**TO DO:** Print, exactly as written, the line in the entries below that contains "Convert this screenshot" and every line after it up to and including the last. Omit pictures.

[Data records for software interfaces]
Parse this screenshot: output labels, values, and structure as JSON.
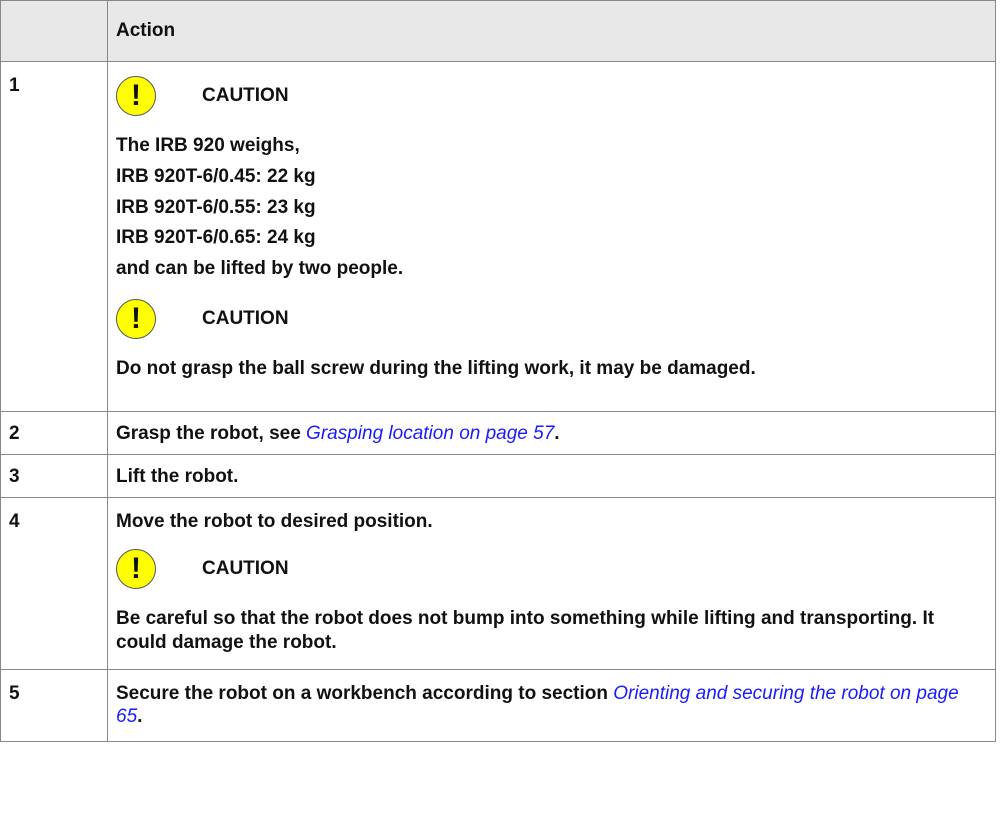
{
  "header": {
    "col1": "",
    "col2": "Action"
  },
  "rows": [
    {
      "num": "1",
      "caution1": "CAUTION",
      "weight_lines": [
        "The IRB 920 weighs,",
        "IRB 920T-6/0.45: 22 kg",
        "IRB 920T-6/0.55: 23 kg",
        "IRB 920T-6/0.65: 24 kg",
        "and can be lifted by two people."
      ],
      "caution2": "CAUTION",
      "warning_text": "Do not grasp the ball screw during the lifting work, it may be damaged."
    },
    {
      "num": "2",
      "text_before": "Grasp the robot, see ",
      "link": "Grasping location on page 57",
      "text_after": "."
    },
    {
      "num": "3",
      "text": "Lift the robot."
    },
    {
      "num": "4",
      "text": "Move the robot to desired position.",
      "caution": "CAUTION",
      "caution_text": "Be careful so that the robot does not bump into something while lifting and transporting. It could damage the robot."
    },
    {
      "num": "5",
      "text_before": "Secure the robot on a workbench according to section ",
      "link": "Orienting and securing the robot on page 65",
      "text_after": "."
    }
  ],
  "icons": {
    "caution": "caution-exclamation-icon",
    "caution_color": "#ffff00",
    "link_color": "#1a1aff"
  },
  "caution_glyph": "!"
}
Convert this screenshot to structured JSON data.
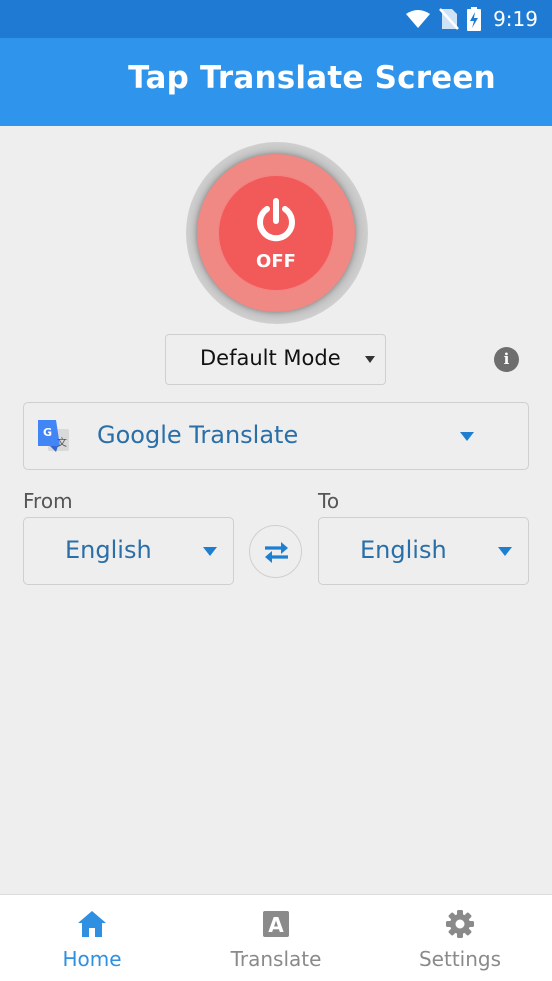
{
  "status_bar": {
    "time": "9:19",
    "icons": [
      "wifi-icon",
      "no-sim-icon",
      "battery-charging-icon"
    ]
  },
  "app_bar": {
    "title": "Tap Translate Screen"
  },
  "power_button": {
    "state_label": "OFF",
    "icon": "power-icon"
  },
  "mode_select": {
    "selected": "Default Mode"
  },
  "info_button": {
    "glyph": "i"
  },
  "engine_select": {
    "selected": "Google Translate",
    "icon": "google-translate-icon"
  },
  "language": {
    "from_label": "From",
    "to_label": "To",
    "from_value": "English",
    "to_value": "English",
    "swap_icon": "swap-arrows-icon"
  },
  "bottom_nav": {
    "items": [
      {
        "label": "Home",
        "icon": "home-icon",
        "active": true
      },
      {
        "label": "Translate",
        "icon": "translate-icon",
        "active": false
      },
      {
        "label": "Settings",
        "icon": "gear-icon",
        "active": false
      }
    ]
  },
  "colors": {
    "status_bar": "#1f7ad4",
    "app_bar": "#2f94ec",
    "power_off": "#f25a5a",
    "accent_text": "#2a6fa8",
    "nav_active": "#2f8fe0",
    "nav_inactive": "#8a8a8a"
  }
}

**WRITTEN RESPONSE:**
Convert this screenshot to structured JSON data.
{
  "status_bar": {
    "time": "9:19",
    "icons": [
      "wifi-icon",
      "no-sim-icon",
      "battery-charging-icon"
    ]
  },
  "app_bar": {
    "title": "Tap Translate Screen"
  },
  "power_button": {
    "state_label": "OFF",
    "icon": "power-icon"
  },
  "mode_select": {
    "selected": "Default Mode"
  },
  "info_button": {
    "glyph": "i"
  },
  "engine_select": {
    "selected": "Google Translate",
    "icon": "google-translate-icon"
  },
  "language": {
    "from_label": "From",
    "to_label": "To",
    "from_value": "English",
    "to_value": "English",
    "swap_icon": "swap-arrows-icon"
  },
  "bottom_nav": {
    "items": [
      {
        "label": "Home",
        "icon": "home-icon",
        "active": true
      },
      {
        "label": "Translate",
        "icon": "translate-icon",
        "active": false
      },
      {
        "label": "Settings",
        "icon": "gear-icon",
        "active": false
      }
    ]
  },
  "colors": {
    "status_bar": "#1f7ad4",
    "app_bar": "#2f94ec",
    "power_off": "#f25a5a",
    "accent_text": "#2a6fa8",
    "nav_active": "#2f8fe0",
    "nav_inactive": "#8a8a8a"
  }
}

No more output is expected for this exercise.